September 6 — Breakfast at the Grand (and Show Committee to follow) saw a good turnout of diners who enjoyed the food and company, and the Show Committee continued with plans for the upcoming 25th anniversary “Brits on the Bay.”
September 10 — Emerald Coast Car Show, Mullet Festival Park, Niceville, Fla. This multi-marque show always has a good turnout of great cars. September 15-18 — Dillard, Ga., Southeast British Car Fest. This is a favorite for many PBCA members and is held in a beautiful city. Lots of fun and big crowds. September 17 — “Brits on the Bluff” Show in Natchez, Miss. This is a great, if small, show held in a beautiful city.
September 19 — PBCA monthly meeting, Sonny’s BBQ, Navy Boulevard, 7 p.m. Business, program and prizes.
September 24 — Dog Days Rally. Held to benefit the Pensacola Humane Society, its starting point, this event always draws a good crowd. Participants bring food for pets or make a contribution, and enjoy a good rally and lunch after.
September 30 — Fancy Friday on the Town. Location and details are provided via e-mail.
October 1 — Derail Diner Rally and lunch. Details via e-mail.
October 1 — Euro Fest in Ridgeland, Miss. Details via e-mail.
October 4 — Breakfast at the Grand and Show Committee meeting, 10 a.m.
October 12 — PBCA Executive Board meeting at the Grand, 11 a.m.

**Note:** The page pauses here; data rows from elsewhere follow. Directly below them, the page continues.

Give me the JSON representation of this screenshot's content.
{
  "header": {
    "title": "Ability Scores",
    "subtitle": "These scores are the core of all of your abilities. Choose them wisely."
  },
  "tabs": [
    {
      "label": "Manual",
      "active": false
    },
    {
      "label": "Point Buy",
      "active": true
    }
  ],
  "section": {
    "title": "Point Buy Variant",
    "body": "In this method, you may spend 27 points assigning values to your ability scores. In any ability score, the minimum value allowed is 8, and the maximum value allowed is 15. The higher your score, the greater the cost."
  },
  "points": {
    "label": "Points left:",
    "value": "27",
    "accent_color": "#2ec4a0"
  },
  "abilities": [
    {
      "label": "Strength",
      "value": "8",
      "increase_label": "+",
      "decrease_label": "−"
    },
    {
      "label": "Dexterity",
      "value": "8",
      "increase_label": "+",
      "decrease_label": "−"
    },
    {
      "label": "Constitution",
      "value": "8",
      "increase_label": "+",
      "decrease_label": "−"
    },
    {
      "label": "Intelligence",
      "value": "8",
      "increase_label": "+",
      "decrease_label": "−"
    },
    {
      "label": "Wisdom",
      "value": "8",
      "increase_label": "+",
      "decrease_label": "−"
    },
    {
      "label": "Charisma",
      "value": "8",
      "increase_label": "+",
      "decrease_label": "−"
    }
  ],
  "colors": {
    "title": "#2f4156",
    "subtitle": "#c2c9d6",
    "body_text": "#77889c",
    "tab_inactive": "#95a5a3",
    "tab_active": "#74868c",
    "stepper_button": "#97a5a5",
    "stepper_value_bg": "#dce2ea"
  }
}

October 15 — Montgomery, Ala., British Car Show. Details via e-mail.
October 17 — PBCA monthly meeting at Sonny’s, 7 p.m.
October 21-22 — SABCC Car Show. Welcome party and show. Details via e-mail.
October 29 — Movie Under the Stars. Details via e-mail.
October 29 — Lillian, Ala., Halloween Costume Party and Car Show. Details via e-mail.